1976 which seeks to ensure safety and quality in the manufacture of electrical appliances and The Consumer Protection Act. Consumer protection means safeguarding the rights and interests of consumers. At this point. 1956 which aims at ensuring that consumers get the right weight and measurement in products. you can choose all three or any of them which include Email Support. The Drugs and Cosmetics Act. The consumer rights include (i) right to safety (b) right to information (iii) right to choose (iv) right to be heard (v) right to seek redressal (vi) right to education. the behavior of consumers while shopping or making other marketing decisions. 1940 which seeks to ensure purity and quality in drugs and cosmetics. Government of India has enacted several laws to protect the interests and rights of consumers. and select between different alternatives (e. media). 1986 which seeks to provide speedy and inexpensive redressal to the grievances of consumers..g. the buyer takes a ‘make or buy decision’. The Standards of Weights and Measures Act. The laws enacted by the Government must be strictly enforced by the executive. family.. the psychology of how the consumer is influenced by his or her environment (e. reason. signs. 1955 which aims to regulate and control the production. followed by identifying the product characteristics. 1954 which aims to check adulteration in food items and eatables. and how marketers can adapt and improve their marketing campaigns and marketing strategies to more effectively reach the consumer. The study of consumers helps firms and organizations improve their marketing strategies by understanding issues such as how the psychology of how consumers think. The industrial or organizational buying decision process starts with identifying the buying needs. If the decision is to buy. limitations in consumer knowledge or information processing abilities influence decisions and marketing outcome. Mostly three types of supports are used for online consumers. The Prevention of Food Adulteration Act.g. products). feel. It includes all the measures aimed at protecting the rights and interests of consumers. Some of these laws are: The Essential Commodities Act. executive and judicial actions. The Household Electrical Appliances (Quality Control) Order. Consumers need protection due to the following reasons: (i) illiteracy and ignorance (ii) unorganised consumers (iii) spurious goods (iv) deceptive advertising (v) malpractices of businessmen (vi) freedom of enterprise (vii) legitimacy for existence (viii) trusteeship There are four main methods of protecting the interests of consumers: (i) Business self-regulation (ii) consumer self-help (iii) consumers’ associations (iv) Government Regulations The State can ensure consumer protection through legislative. Live Chat and Telephone Helpline. then the buying 186 ANNA UNIVERSITY CHENNAI • • • • • . culture.DBA 1722 NOTES • • next higher echelon and even from the findings of the National Commission before the Supreme Court. supply and distribution and prices of essential commodities. brands. how consumer motivation and decision strategies differ between products that differ in their level of importance or interest that they entail for the consumer.

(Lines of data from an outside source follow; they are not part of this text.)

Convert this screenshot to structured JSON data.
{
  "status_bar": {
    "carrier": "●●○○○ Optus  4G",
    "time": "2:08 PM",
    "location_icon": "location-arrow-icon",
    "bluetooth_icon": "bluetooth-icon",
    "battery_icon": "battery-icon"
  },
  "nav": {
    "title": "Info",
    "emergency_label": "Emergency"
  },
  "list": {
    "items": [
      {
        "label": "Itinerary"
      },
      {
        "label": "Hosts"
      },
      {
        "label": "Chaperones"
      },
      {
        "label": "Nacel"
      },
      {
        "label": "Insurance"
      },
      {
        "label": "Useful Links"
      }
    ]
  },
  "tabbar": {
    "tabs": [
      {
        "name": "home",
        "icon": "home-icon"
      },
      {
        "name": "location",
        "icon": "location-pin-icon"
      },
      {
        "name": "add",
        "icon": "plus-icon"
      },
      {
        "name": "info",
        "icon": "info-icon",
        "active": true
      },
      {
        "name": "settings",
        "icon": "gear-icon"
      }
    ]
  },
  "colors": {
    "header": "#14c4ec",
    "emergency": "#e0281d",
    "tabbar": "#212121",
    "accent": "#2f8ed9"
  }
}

The popular growing shopping trend among urbanities is purchasing from super markets to hyper stores. but as organisational decisionmaking processes where multiple individuals decide on a purchase. What are the objectives of UN guidelines for consumer protection? 5. What is the work of consumer protection councils? 8. What are the various consumer disputes redressal agencies? 9. The working urbanites are depending more on fast and ready-to-serve food. and/or resale to other consumers • Organisational buyers often continually adjust their buying decisions on the basis of projected sales figures. What are the components of consumerism? 3. This requires that the marketer is aware of the needs of the various constituencies involved in making decisions. The vendors are then requested to send in their proposals and quotations relating to the purchase requirement. What is meant by consumer protection? 4. What are the different types of consumer rights? 10. What are the three tiers of the consumer courts with respect to consumer protection? 7. What do you mean by online consumer behaviour? 187 ANNA UNIVERSITY CHENNAI . with a knock-on effect throughout the buying chain as each chain member adjusts it’s buying patterns accordingly. Bulk purchases from hyper stores seems to be the trend these days with purchasing becoming more of a once-a-week affair. usage in operating the organization. buying more units when forecast sales are higher.CONSUMER BEHAVIOUR process continues with the search for vendors followed by qualifying them. there can be constituencies in an organization who do not have decision-making authority. What is the objective of the consumer protection act. rather than frequent visits to the neighbourhood market/store/vendor. What are the different methods of consumer protection? 12. they take less pain in traditional method of cooking and cleaning. 1986? 6. The result can be a sort of “pendulum effect”. NOTES • • • 5. Usually industrial buying is seen not as single events. modified rebuy and straight rebuy.22 REVIEW QUESTIONS Short questions 1. Often multiple decision makers are involved in organizational purchases. Urbanisation is taking place in India at a dramatic pace and is influencing the life style and buying behaviour of the consumers. Organizational consumers purchase for further production . Additionally. but who nonetheless might have some influence over the purchase and consumption process. Define consumerism 2. What is meant by protection of consumer rights? 11. Their framework consists of a matrix of buy classes and buy phases which are new task.

What are the differences between organisational and consumer marketing? 16. 7. What is meant by a buying centre? Long Questions 1. Mention the participants in the industrial markets scenario 15. Explain the differences between consumer and industrial marketing. What are the rights and redressal mechanism available for a consumer in India? 3. 4. Why is predicting consumer behaviour considered to be a difficult task? 6. Explain the applicability of the Indian Consumer Act. Explain the trends in Indian consumer behaviour together with reasons for the same. Why is organizational buying considered to be more complex than consumer buying? 9. What are the different buy classes? 17. 2. Mention the different types of supports which could be used for understanding online consumer behavior. Mention the different segments of Indian consumers 10. 188 ANNA UNIVERSITY CHENNAI . 1986.DBA 1722 NOTES 13. Explain the different methods available for Consumer Protection. Where do you think there is more scope for personal selling? 8. Write a detailed note on Consumerism in India. What is your opinion on the effectiveness of the same as far as the Indian experience is concerned? 5. What is meant by Organisational and industrial buyer behaviour? 14.

CONSUMER BEHAVIOUR NOTES NOTES 189 ANNA UNIVERSITY CHENNAI .

DBA 1722 NOTES NOTES 190 ANNA UNIVERSITY CHENNAI .